Start of DATASET EXTRACT

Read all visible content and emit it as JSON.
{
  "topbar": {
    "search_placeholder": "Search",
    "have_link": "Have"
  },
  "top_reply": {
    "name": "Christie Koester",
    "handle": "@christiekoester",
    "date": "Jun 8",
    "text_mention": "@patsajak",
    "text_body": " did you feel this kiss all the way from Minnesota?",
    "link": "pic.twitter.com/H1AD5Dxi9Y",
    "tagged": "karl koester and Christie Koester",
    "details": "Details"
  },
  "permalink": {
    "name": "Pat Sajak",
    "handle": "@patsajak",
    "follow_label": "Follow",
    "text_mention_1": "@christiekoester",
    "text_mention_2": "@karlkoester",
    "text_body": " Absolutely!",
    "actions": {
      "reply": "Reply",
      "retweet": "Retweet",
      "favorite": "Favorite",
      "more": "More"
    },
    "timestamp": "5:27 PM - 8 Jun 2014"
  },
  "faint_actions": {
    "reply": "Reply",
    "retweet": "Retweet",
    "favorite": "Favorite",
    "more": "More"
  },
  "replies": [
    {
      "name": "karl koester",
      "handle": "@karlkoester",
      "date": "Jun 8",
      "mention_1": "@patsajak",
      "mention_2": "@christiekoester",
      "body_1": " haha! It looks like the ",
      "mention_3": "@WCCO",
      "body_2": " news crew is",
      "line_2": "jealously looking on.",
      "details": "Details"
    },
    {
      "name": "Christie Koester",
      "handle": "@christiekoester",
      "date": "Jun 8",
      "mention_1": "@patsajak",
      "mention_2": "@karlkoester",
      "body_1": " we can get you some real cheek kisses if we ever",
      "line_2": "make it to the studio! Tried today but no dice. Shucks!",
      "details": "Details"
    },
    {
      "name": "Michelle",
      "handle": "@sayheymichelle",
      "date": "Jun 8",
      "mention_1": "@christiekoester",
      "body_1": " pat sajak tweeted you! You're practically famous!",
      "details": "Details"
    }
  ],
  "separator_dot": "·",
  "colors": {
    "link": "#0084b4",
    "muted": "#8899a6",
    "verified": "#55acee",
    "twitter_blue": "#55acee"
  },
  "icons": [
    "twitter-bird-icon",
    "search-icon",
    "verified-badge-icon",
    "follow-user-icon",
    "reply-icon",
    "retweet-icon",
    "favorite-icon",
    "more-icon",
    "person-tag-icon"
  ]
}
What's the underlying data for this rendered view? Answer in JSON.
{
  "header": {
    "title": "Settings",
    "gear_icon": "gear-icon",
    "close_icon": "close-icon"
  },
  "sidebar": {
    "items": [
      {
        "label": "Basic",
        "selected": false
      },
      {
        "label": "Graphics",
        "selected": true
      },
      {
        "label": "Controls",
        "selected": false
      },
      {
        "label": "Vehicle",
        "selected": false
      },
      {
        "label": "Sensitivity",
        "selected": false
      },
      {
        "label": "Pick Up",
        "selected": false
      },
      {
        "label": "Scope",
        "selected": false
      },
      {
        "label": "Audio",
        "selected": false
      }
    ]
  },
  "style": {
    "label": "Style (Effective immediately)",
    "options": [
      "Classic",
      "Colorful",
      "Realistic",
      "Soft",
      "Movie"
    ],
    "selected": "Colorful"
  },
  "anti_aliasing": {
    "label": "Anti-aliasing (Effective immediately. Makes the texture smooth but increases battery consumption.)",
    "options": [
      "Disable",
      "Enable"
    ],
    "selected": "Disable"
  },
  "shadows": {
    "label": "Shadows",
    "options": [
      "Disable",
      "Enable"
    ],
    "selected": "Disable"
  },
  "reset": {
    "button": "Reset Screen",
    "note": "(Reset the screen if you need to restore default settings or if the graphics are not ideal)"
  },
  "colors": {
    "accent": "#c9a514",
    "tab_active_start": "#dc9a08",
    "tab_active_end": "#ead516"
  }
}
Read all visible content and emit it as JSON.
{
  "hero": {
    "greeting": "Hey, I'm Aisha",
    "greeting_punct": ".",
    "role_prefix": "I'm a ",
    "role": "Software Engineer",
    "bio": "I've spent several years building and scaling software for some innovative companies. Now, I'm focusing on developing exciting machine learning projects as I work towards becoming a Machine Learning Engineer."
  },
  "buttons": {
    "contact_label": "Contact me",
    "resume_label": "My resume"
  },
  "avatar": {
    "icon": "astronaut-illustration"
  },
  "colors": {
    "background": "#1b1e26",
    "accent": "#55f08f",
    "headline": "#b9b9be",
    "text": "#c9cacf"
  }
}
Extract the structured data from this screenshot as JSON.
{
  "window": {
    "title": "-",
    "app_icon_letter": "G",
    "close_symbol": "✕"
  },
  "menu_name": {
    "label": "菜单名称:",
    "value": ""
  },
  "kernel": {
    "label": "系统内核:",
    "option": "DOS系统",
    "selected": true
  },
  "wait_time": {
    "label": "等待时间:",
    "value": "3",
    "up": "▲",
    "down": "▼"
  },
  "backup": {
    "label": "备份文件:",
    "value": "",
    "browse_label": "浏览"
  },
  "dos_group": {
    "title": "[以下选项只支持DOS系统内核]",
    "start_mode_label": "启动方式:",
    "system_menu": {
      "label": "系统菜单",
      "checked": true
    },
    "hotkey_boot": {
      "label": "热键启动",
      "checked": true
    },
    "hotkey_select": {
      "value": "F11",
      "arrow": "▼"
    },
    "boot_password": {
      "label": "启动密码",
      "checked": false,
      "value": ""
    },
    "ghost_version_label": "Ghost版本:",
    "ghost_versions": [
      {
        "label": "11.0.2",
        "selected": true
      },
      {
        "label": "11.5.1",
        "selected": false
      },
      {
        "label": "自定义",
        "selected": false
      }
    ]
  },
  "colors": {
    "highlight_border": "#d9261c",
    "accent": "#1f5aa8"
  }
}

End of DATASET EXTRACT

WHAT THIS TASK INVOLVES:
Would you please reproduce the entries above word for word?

SOLVED EXERCISE:
Read all visible content and emit it as JSON.
{
  "topbar": {
    "search_placeholder": "Search",
    "have_link": "Have"
  },
  "top_reply": {
    "name": "Christie Koester",
    "handle": "@christiekoester",
    "date": "Jun 8",
    "text_mention": "@patsajak",
    "text_body": " did you feel this kiss all the way from Minnesota?",
    "link": "pic.twitter.com/H1AD5Dxi9Y",
    "tagged": "karl koester and Christie Koester",
    "details": "Details"
  },
  "permalink": {
    "name": "Pat Sajak",
    "handle": "@patsajak",
    "follow_label": "Follow",
    "text_mention_1": "@christiekoester",
    "text_mention_2": "@karlkoester",
    "text_body": " Absolutely!",
    "actions": {
      "reply": "Reply",
      "retweet": "Retweet",
      "favorite": "Favorite",
      "more": "More"
    },
    "timestamp": "5:27 PM - 8 Jun 2014"
  },
  "faint_actions": {
    "reply": "Reply",
    "retweet": "Retweet",
    "favorite": "Favorite",
    "more": "More"
  },
  "replies": [
    {
      "name": "karl koester",
      "handle": "@karlkoester",
      "date": "Jun 8",
      "mention_1": "@patsajak",
      "mention_2": "@christiekoester",
      "body_1": " haha! It looks like the ",
      "mention_3": "@WCCO",
      "body_2": " news crew is",
      "line_2": "jealously looking on.",
      "details": "Details"
    },
    {
      "name": "Christie Koester",
      "handle": "@christiekoester",
      "date": "Jun 8",
      "mention_1": "@patsajak",
      "mention_2": "@karlkoester",
      "body_1": " we can get you some real cheek kisses if we ever",
      "line_2": "make it to the studio! Tried today but no dice. Shucks!",
      "details": "Details"
    },
    {
      "name": "Michelle",
      "handle": "@sayheymichelle",
      "date": "Jun 8",
      "mention_1": "@christiekoester",
      "body_1": " pat sajak tweeted you! You're practically famous!",
      "details": "Details"
    }
  ],
  "separator_dot": "·",
  "colors": {
    "link": "#0084b4",
    "muted": "#8899a6",
    "verified": "#55acee",
    "twitter_blue": "#55acee"
  },
  "icons": [
    "twitter-bird-icon",
    "search-icon",
    "verified-badge-icon",
    "follow-user-icon",
    "reply-icon",
    "retweet-icon",
    "favorite-icon",
    "more-icon",
    "person-tag-icon"
  ]
}
What's the underlying data for this rendered view? Answer in JSON.
{
  "header": {
    "title": "Settings",
    "gear_icon": "gear-icon",
    "close_icon": "close-icon"
  },
  "sidebar": {
    "items": [
      {
        "label": "Basic",
        "selected": false
      },
      {
        "label": "Graphics",
        "selected": true
      },
      {
        "label": "Controls",
        "selected": false
      },
      {
        "label": "Vehicle",
        "selected": false
      },
      {
        "label": "Sensitivity",
        "selected": false
      },
      {
        "label": "Pick Up",
        "selected": false
      },
      {
        "label": "Scope",
        "selected": false
      },
      {
        "label": "Audio",
        "selected": false
      }
    ]
  },
  "style": {
    "label": "Style (Effective immediately)",
    "options": [
      "Classic",
      "Colorful",
      "Realistic",
      "Soft",
      "Movie"
    ],
    "selected": "Colorful"
  },
  "anti_aliasing": {
    "label": "Anti-aliasing (Effective immediately. Makes the texture smooth but increases battery consumption.)",
    "options": [
      "Disable",
      "Enable"
    ],
    "selected": "Disable"
  },
  "shadows": {
    "label": "Shadows",
    "options": [
      "Disable",
      "Enable"
    ],
    "selected": "Disable"
  },
  "reset": {
    "button": "Reset Screen",
    "note": "(Reset the screen if you need to restore default settings or if the graphics are not ideal)"
  },
  "colors": {
    "accent": "#c9a514",
    "tab_active_start": "#dc9a08",
    "tab_active_end": "#ead516"
  }
}
Read all visible content and emit it as JSON.
{
  "hero": {
    "greeting": "Hey, I'm Aisha",
    "greeting_punct": ".",
    "role_prefix": "I'm a ",
    "role": "Software Engineer",
    "bio": "I've spent several years building and scaling software for some innovative companies. Now, I'm focusing on developing exciting machine learning projects as I work towards becoming a Machine Learning Engineer."
  },
  "buttons": {
    "contact_label": "Contact me",
    "resume_label": "My resume"
  },
  "avatar": {
    "icon": "astronaut-illustration"
  },
  "colors": {
    "background": "#1b1e26",
    "accent": "#55f08f",
    "headline": "#b9b9be",
    "text": "#c9cacf"
  }
}
Extract the structured data from this screenshot as JSON.
{
  "window": {
    "title": "-",
    "app_icon_letter": "G",
    "close_symbol": "✕"
  },
  "menu_name": {
    "label": "菜单名称:",
    "value": ""
  },
  "kernel": {
    "label": "系统内核:",
    "option": "DOS系统",
    "selected": true
  },
  "wait_time": {
    "label": "等待时间:",
    "value": "3",
    "up": "▲",
    "down": "▼"
  },
  "backup": {
    "label": "备份文件:",
    "value": "",
    "browse_label": "浏览"
  },
  "dos_group": {
    "title": "[以下选项只支持DOS系统内核]",
    "start_mode_label": "启动方式:",
    "system_menu": {
      "label": "系统菜单",
      "checked": true
    },
    "hotkey_boot": {
      "label": "热键启动",
      "checked": true
    },
    "hotkey_select": {
      "value": "F11",
      "arrow": "▼"
    },
    "boot_password": {
      "label": "启动密码",
      "checked": false,
      "value": ""
    },
    "ghost_version_label": "Ghost版本:",
    "ghost_versions": [
      {
        "label": "11.0.2",
        "selected": true
      },
      {
        "label": "11.5.1",
        "selected": false
      },
      {
        "label": "自定义",
        "selected": false
      }
    ]
  },
  "colors": {
    "highlight_border": "#d9261c",
    "accent": "#1f5aa8"
  }
}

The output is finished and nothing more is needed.